Registration is not required for valid copyright ownership,… More
Yes, We Have No More Extensions! Copyrighted Works Age Into Public Domain for First Time in Twenty Years
While scholars and pundits are busy listing the most important copyright rulings of 2018, a development that arguably beats them all is about to occur just as 2018 turns into 2019. On January 1, 2019, copyrighted works will start to age into the public domain for the first time in twenty years, beginning with works published in 1923.
Why did we go twenty years without anything aging into the public domain?… More
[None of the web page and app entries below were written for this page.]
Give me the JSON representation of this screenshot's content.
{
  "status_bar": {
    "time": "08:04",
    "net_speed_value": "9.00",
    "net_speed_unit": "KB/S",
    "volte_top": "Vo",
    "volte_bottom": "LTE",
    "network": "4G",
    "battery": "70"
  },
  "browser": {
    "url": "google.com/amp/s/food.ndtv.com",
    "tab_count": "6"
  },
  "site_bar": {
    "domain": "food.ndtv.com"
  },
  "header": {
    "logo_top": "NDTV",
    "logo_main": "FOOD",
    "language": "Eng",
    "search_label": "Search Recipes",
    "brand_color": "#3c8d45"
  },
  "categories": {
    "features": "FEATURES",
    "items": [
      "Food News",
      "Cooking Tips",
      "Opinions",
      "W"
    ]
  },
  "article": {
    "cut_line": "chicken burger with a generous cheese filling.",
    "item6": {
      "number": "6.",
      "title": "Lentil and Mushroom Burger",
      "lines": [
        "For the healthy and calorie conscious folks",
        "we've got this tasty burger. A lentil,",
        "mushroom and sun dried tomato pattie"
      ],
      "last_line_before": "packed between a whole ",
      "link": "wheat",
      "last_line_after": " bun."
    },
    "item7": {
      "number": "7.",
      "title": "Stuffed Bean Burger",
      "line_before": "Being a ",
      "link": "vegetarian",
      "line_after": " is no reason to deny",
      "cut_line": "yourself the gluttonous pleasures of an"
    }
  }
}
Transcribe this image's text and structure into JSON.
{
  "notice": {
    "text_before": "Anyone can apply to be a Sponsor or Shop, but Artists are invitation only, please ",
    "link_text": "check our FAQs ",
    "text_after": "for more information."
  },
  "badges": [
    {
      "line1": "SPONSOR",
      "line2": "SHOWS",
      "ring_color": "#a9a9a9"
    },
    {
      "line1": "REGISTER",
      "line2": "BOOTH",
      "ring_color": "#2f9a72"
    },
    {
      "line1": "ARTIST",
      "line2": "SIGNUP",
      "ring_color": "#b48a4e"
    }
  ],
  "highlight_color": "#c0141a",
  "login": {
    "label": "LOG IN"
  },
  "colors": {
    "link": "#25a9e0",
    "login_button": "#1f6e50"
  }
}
A copyright owner’s exclusive rights, codified at Section 106 of the Copyright Act, include the right to control both the reproduction and the distribution of a work. The exclusive distribution right is tempered by the “first sale doctrine,” codified at Section 109 which provides that, once you lawfully obtain a copy of something, you usually can resell the physical object (e.g., a used book) containing that copy.… More
The use of a bird’s furcula, or “wishbone,” for divination purposes dates back to the ancient Etruscans, and the ritual of two people pulling on the furcula to determine who would get married first has its origins in late medieval Europe. From there, some version of the custom likely was brought to America by the pilgrims, who would have referred to the bone as a “merrythought.” Given all that history,… More
The first edition of Frankenstein, or The Modern Prometheus, was published in 1818, two hundred years ago. Originally offered to the public as an anonymous work, Frankenstein was both the apogee of the gothic horror novel and the birth of the science fiction genre.
We previously commented in early July on the proposed European Union (“EU”) Copyright Directive. At that time, the proposed Directive had just endured a setback before the Parliament, which decided to revise it.
After the summer break, on September 12, 2018, the EU Parliament finally adopted its “revised negotiating position.” The Parliament announced in its press release that it had added to the text “safeguards to protect small firms and freedom of expression”.… More
In theory, a corporate logo should stand just as good a chance at being eligible for copyright registration and protection as any other kind of visual art. Section 913.1 of the Compendium of U.S. Copyright Office Practices expressly provides that a logo may be registered if it satisfies “the requisite qualifications for copyright,” that is, if it “embodies some creative authorship in its delineation and form.”
But in practice,… More
The National Geographic Society is an interesting organization. Since 1888, it has published the iconic magazine National Geographic, recognizable to many by the trademark yellow border on the cover page. And yes, that border is literally a registered trademark.
Like any other magazine publisher, “Nat Geo” (as they like to call themselves these days) encounters a wide range of IP issues. … More
‘Tis the season of summer stock, music festivals, and outdoor performances. For my own part, I took in Jacob’s Pillow in the Berkshires, one of the country’s preeminent dance festivals. While an amazing piece of dance can make everyone want to join in, there are some dances no one should mimic without authorization, at least not as part of a commercial “public performance,” as that term is defined by 17 U.S.C.… More